I am interested in theoretical frameworks which utilise critically reflexive, creative, feminist research methodologies. In my doctoral research, I considered the experiences of survivors of sexual abuse and adult learners, artists and research participants. I reflected on my role as an educator and artist, and developed arts-based methods to engage the adult learners in my study. I have published an article from this work (Dickson, 2021), co-authored a special edition on ‘adult education, the arts and creativity’ (Dickson & Clover, 2021), and published a chapter in an e-book (Dickson, 2000). I am currently writing a chapter based on my PhD findings for a ‘New International Handbook of Teaching and Research on Adult Learning and Education’ (to be published 2024). Through my work at Adult Education conferences, I have a growing international profile as a feminist adult educator and arts-based researcher, with ongoing collaborations with academics from the UK, Europe and Canada.
Community-based adult education
2021 - Current: Artist-Researcher and Facilitator, SAY Women and Village Storytelling Centre
I work as an artist-researcher and adult educator at SAY Women, a charity which supports women who have experienced childhood sexual abuse and homelessness (www.say-women.co.uk ). I have delivered the sessions independently (in 2021 and 2023) and in conjunction with the Village Storytelling Centre (www.villagestorytelling.org.uk) (in 2021, 2022 and 2023). I will be joining SAY and the Village Storytelling centre again in 2024 from August – October.
I delivered five guest lectures during my PhD at the University of Glasgow, to undergraduate and masters students. My focus was on the use of innovative research methodologies and the ethical and practical considerations when working with so-called ‘vulnerable adults’. I presented at the following:
- February 2023: ‘Community Development Responses to Exclusion and Marginalisation’
- March 2022: ‘Reframing Language, Literature and Literacies for the 21st Century’
- March 2020: ‘Contemporary Research Theory and Methods in Social and Pedagogical Contexts’
- October 2019: ‘PGT Qualitative Methods’
- November 2018: ‘Impact of Alcohol and Substance Use on Children and Families’
Graduate Teaching Assistant
At the University of Glasgow, I have worked as (GTA) on various master’s programmes in the Department of Education and assisted in the design, delivery, and marking process. These have included:
2020: ‘Contemporary Research Theory and Methods in Social and Pedagogical Contexts’
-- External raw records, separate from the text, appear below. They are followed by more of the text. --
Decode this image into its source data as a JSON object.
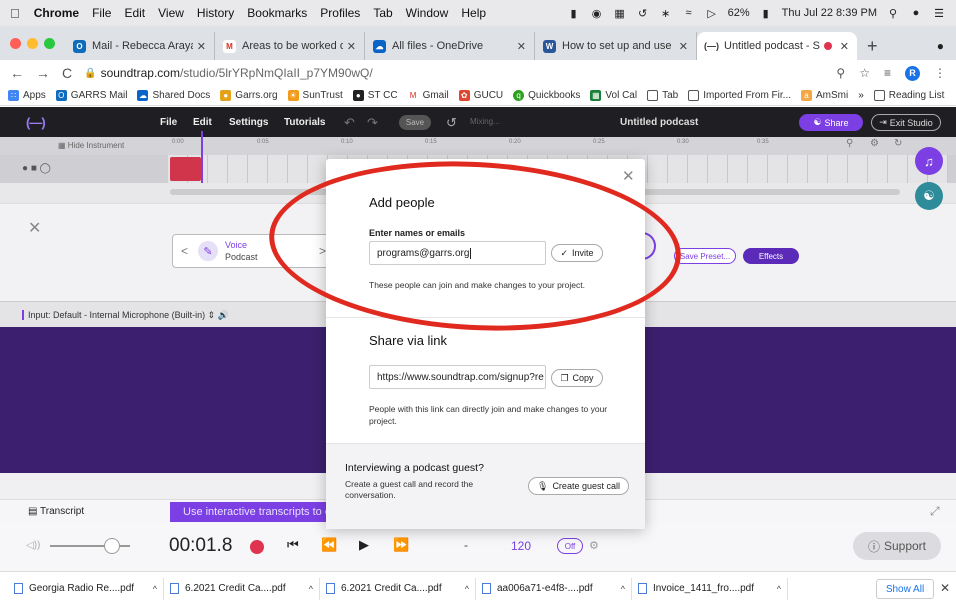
{
  "menubar": {
    "items": [
      "Chrome",
      "File",
      "Edit",
      "View",
      "History",
      "Bookmarks",
      "Profiles",
      "Tab",
      "Window",
      "Help"
    ],
    "battery": "62%",
    "clock": "Thu Jul 22  8:39 PM"
  },
  "tabs": [
    {
      "title": "Mail - Rebecca Arayan - Outlo",
      "favicon": "outlook-icon",
      "color": "#0f6cbd"
    },
    {
      "title": "Areas to be worked on in Faith",
      "favicon": "gmail-icon",
      "color": "#d93025"
    },
    {
      "title": "All files - OneDrive",
      "favicon": "onedrive-icon",
      "color": "#0a64c8"
    },
    {
      "title": "How to set up and use Soundt",
      "favicon": "word-icon",
      "color": "#2b579a"
    },
    {
      "title": "Untitled podcast - Soundt",
      "favicon": "soundtrap-icon",
      "color": "#1f1f23",
      "active": true
    }
  ],
  "address": {
    "domain": "soundtrap.com",
    "path": "/studio/5lrYRpNmQIaII_p7YM90wQ/",
    "profile_initial": "R"
  },
  "bookmarks": {
    "items": [
      {
        "label": "Apps",
        "icon": "apps-grid-icon",
        "color": "#4285f4"
      },
      {
        "label": "GARRS Mail",
        "icon": "outlook-icon",
        "color": "#0f6cbd"
      },
      {
        "label": "Shared Docs",
        "icon": "onedrive-icon",
        "color": "#0a64c8"
      },
      {
        "label": "Garrs.org",
        "icon": "globe-icon",
        "color": "#e3a21a"
      },
      {
        "label": "SunTrust",
        "icon": "sun-icon",
        "color": "#f29b1d"
      },
      {
        "label": "ST CC",
        "icon": "github-icon",
        "color": "#222222"
      },
      {
        "label": "Gmail",
        "icon": "gmail-icon",
        "color": "#d93025"
      },
      {
        "label": "GUCU",
        "icon": "leaf-icon",
        "color": "#e0452f"
      },
      {
        "label": "Quickbooks",
        "icon": "quickbooks-icon",
        "color": "#2ca01c"
      },
      {
        "label": "Vol Cal",
        "icon": "calendar-grid-icon",
        "color": "#188038"
      },
      {
        "label": "Tab",
        "icon": "folder-icon",
        "color": "#555555"
      },
      {
        "label": "Imported From Fir...",
        "icon": "folder-icon",
        "color": "#555555"
      },
      {
        "label": "AmSmi",
        "icon": "amazon-icon",
        "color": "#f3a847"
      }
    ],
    "more": "»",
    "reading_list": "Reading List"
  },
  "app": {
    "logo": "(—)",
    "menu": [
      "File",
      "Edit",
      "Settings",
      "Tutorials"
    ],
    "save": "Save",
    "mixing": "Mixing...",
    "project_title": "Untitled podcast",
    "share": "Share",
    "exit": "Exit Studio",
    "hide_instrument": "Hide Instrument",
    "ticks": [
      "0:00",
      "0:05",
      "0:10",
      "0:15",
      "0:20",
      "0:25",
      "0:30",
      "0:35"
    ],
    "preset_name": "Voice",
    "preset_sub": "Podcast",
    "save_preset": "Save Preset...",
    "effects": "Effects",
    "input_label": "Input: Default - Internal Microphone (Built-in)",
    "transcript": "Transcript",
    "transcript_banner": "Use interactive transcripts to edit",
    "time": "00:01.8",
    "tempo_dash": "-",
    "bpm": "120",
    "metronome": "Off",
    "support": "Support"
  },
  "modal": {
    "add_title": "Add people",
    "names_label": "Enter names or emails",
    "email_value": "programs@garrs.org",
    "invite": "Invite",
    "add_note": "These people can join and make changes to your project.",
    "share_title": "Share via link",
    "link_value": "https://www.soundtrap.com/signup?re",
    "copy": "Copy",
    "link_note": "People with this link can directly join and make changes to your project.",
    "guest_title": "Interviewing a podcast guest?",
    "guest_note": "Create a guest call and record the conversation.",
    "guest_button": "Create guest call"
  },
  "downloads": {
    "items": [
      "Georgia Radio Re....pdf",
      "6.2021 Credit Ca....pdf",
      "6.2021 Credit Ca....pdf",
      "aa006a71-e4f8-....pdf",
      "Invoice_1411_fro....pdf"
    ],
    "show_all": "Show All"
  },
  "colors": {
    "accent": "#7b3fe4",
    "highlight_circle": "#e02a20",
    "record": "#e0334f"
  }
}
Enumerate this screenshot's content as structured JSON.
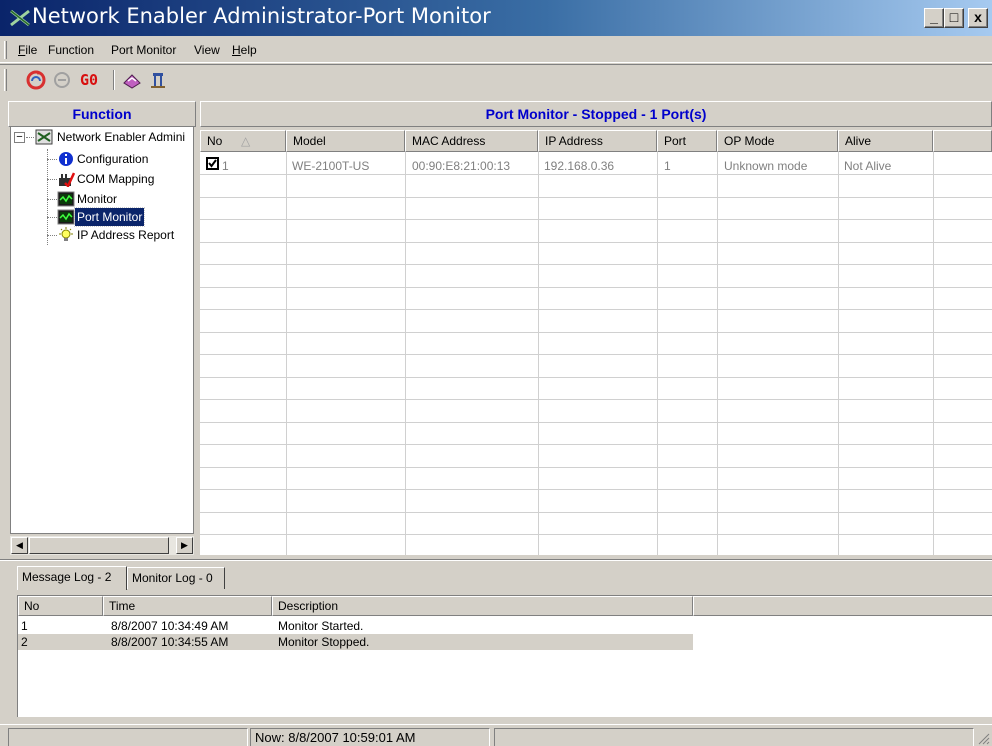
{
  "window": {
    "title": "Network Enabler Administrator-Port Monitor",
    "minimize": "_",
    "maximize": "□",
    "close": "x"
  },
  "menu": [
    {
      "label": "File",
      "accel": "F",
      "rest": "ile"
    },
    {
      "label": "Function",
      "accel": "",
      "rest": "Function"
    },
    {
      "label": "Port Monitor",
      "accel": "",
      "rest": "Port Monitor"
    },
    {
      "label": "View",
      "accel": "",
      "rest": "View"
    },
    {
      "label": "Help",
      "accel": "H",
      "rest": "elp"
    }
  ],
  "toolbar": {
    "go_label": "G0",
    "icons": [
      "refresh-icon",
      "stop-icon",
      "go-icon",
      "settings-tool-icon",
      "exit-icon"
    ]
  },
  "function_panel": {
    "header": "Function",
    "tree": {
      "root": "Network Enabler Admini",
      "collapse_glyph": "−",
      "items": [
        {
          "label": "Configuration",
          "icon": "info-icon"
        },
        {
          "label": "COM Mapping",
          "icon": "com-mapping-icon"
        },
        {
          "label": "Monitor",
          "icon": "monitor-icon"
        },
        {
          "label": "Port Monitor",
          "icon": "port-monitor-icon",
          "selected": true
        },
        {
          "label": "IP Address Report",
          "icon": "lightbulb-icon"
        }
      ]
    }
  },
  "port_panel": {
    "header": "Port Monitor - Stopped - 1 Port(s)",
    "columns": [
      "No",
      "Model",
      "MAC Address",
      "IP Address",
      "Port",
      "OP Mode",
      "Alive"
    ],
    "sort_indicator": "△",
    "rows": [
      {
        "checked": true,
        "no": "1",
        "model": "WE-2100T-US",
        "mac": "00:90:E8:21:00:13",
        "ip": "192.168.0.36",
        "port": "1",
        "op_mode": "Unknown mode",
        "alive": "Not Alive"
      }
    ]
  },
  "tabs": [
    {
      "label": "Message Log - 2",
      "active": true
    },
    {
      "label": "Monitor Log - 0",
      "active": false
    }
  ],
  "log": {
    "columns": [
      "No",
      "Time",
      "Description"
    ],
    "rows": [
      {
        "no": "1",
        "time": "8/8/2007 10:34:49 AM",
        "description": "Monitor Started."
      },
      {
        "no": "2",
        "time": "8/8/2007 10:34:55 AM",
        "description": "Monitor Stopped."
      }
    ]
  },
  "status": {
    "now": "Now: 8/8/2007 10:59:01 AM"
  }
}
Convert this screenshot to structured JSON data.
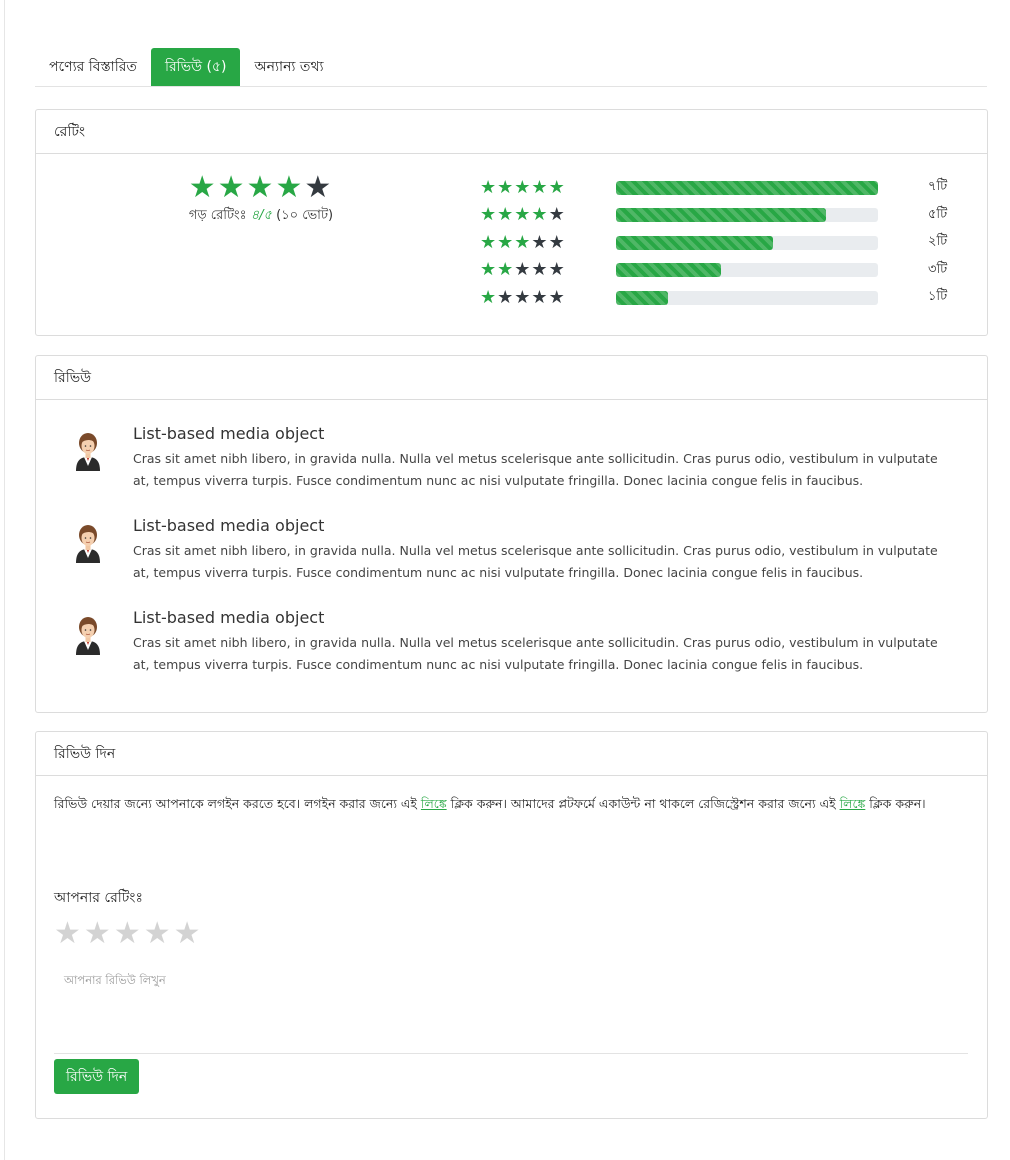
{
  "tabs": [
    {
      "label": "পণ্যের বিস্তারিত"
    },
    {
      "label": "রিভিউ (৫)"
    },
    {
      "label": "অন্যান্য তথ্য"
    }
  ],
  "rating_panel": {
    "title": "রেটিং",
    "average": {
      "stars_filled": 4,
      "stars_total": 5,
      "label_prefix": "গড় রেটিংঃ",
      "value": "৪/৫",
      "votes": "(১০ ভোট)"
    },
    "distribution": [
      {
        "stars": 5,
        "fill_percent": 100,
        "count": "৭টি"
      },
      {
        "stars": 4,
        "fill_percent": 80,
        "count": "৫টি"
      },
      {
        "stars": 3,
        "fill_percent": 60,
        "count": "২টি"
      },
      {
        "stars": 2,
        "fill_percent": 40,
        "count": "৩টি"
      },
      {
        "stars": 1,
        "fill_percent": 20,
        "count": "১টি"
      }
    ]
  },
  "reviews_panel": {
    "title": "রিভিউ",
    "items": [
      {
        "title": "List-based media object",
        "text": "Cras sit amet nibh libero, in gravida nulla. Nulla vel metus scelerisque ante sollicitudin. Cras purus odio, vestibulum in vulputate at, tempus viverra turpis. Fusce condimentum nunc ac nisi vulputate fringilla. Donec lacinia congue felis in faucibus."
      },
      {
        "title": "List-based media object",
        "text": "Cras sit amet nibh libero, in gravida nulla. Nulla vel metus scelerisque ante sollicitudin. Cras purus odio, vestibulum in vulputate at, tempus viverra turpis. Fusce condimentum nunc ac nisi vulputate fringilla. Donec lacinia congue felis in faucibus."
      },
      {
        "title": "List-based media object",
        "text": "Cras sit amet nibh libero, in gravida nulla. Nulla vel metus scelerisque ante sollicitudin. Cras purus odio, vestibulum in vulputate at, tempus viverra turpis. Fusce condimentum nunc ac nisi vulputate fringilla. Donec lacinia congue felis in faucibus."
      }
    ]
  },
  "write_panel": {
    "title": "রিভিউ দিন",
    "note_part1": "রিভিউ দেয়ার জন্যে আপনাকে লগইন করতে হবে। লগইন করার জন্যে এই ",
    "link1": "লিঙ্কে",
    "note_part2": " ক্লিক করুন। আমাদের প্লটফর্মে একাউন্ট না থাকলে রেজিস্ট্রেশন করার জন্যে এই ",
    "link2": "লিঙ্কে",
    "note_part3": " ক্লিক করুন।",
    "your_rating_label": "আপনার রেটিংঃ",
    "input_stars": 5,
    "textarea_placeholder": "আপনার রিভিউ লিখুন",
    "submit_label": "রিভিউ দিন"
  },
  "colors": {
    "accent": "#28a745",
    "star_off": "#343a40",
    "star_input": "#d3d3d3"
  }
}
2019: ‘Impact of Alcohol and Substance Use on Children and Families’
2018: ‘Teaching Adults’ and the ‘International Masters in Adult Education for Social Change’
When at the Queen’s University of Belfast in 1998, I worked as a Graduate Teaching Assistant (GTA) with the Medical Education department. I delivered weekly tutorials and a guest lecture to undergraduate medical students on bio-psycho-social models of behaviour.